▶ TASK GOAL
Count how many lines of the data below contain the string "been"; the reply should be that number alone.

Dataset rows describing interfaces

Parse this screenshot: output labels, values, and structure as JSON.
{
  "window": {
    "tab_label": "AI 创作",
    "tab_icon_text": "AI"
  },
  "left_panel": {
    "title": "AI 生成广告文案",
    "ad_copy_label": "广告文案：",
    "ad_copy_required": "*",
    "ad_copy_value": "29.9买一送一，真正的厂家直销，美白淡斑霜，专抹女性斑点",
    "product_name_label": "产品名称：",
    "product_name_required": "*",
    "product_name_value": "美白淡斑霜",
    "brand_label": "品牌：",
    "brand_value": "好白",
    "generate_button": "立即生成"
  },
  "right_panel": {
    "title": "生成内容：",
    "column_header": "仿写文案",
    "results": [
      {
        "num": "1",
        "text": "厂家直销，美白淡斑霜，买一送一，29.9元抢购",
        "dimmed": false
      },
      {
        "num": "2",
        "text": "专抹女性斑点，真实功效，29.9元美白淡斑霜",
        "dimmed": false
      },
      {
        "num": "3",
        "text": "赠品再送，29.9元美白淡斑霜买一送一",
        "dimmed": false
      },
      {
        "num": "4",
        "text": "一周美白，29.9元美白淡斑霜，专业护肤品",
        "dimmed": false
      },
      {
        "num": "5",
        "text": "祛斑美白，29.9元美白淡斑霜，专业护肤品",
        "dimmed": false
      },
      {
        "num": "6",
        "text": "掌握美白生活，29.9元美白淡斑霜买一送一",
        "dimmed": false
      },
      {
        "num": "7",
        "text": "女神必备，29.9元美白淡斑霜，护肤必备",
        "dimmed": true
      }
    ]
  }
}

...

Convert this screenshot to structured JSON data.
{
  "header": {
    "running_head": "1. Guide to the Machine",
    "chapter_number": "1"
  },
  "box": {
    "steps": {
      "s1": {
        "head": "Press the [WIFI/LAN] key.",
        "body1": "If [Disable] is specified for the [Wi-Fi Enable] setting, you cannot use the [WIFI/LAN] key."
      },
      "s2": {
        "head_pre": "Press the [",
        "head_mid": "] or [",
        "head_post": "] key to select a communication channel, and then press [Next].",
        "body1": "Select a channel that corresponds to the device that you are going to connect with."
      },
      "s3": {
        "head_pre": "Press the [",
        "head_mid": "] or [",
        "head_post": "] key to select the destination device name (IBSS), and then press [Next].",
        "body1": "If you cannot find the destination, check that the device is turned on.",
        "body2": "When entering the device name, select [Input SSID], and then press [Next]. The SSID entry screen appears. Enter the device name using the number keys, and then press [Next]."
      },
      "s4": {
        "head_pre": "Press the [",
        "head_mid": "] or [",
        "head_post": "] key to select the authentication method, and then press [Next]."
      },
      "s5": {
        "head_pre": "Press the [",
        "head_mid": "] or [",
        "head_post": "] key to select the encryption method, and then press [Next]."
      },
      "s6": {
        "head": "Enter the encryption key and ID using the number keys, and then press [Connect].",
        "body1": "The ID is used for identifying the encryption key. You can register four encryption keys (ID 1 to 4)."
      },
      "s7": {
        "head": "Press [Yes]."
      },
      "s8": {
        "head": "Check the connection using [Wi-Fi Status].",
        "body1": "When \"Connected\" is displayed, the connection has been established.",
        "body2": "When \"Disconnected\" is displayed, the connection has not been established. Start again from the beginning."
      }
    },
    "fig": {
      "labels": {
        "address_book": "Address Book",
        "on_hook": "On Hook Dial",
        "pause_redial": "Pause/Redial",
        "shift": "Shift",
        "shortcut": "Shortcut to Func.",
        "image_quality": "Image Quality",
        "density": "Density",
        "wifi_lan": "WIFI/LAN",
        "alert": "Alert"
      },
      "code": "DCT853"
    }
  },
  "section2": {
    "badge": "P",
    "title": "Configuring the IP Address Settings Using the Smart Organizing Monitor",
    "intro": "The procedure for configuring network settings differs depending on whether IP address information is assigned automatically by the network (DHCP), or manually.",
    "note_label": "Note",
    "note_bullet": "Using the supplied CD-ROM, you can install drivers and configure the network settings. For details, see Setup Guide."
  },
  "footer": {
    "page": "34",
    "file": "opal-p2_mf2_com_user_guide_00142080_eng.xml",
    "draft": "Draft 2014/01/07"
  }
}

▶ RESPONSE FOR THIS EXERCISE
2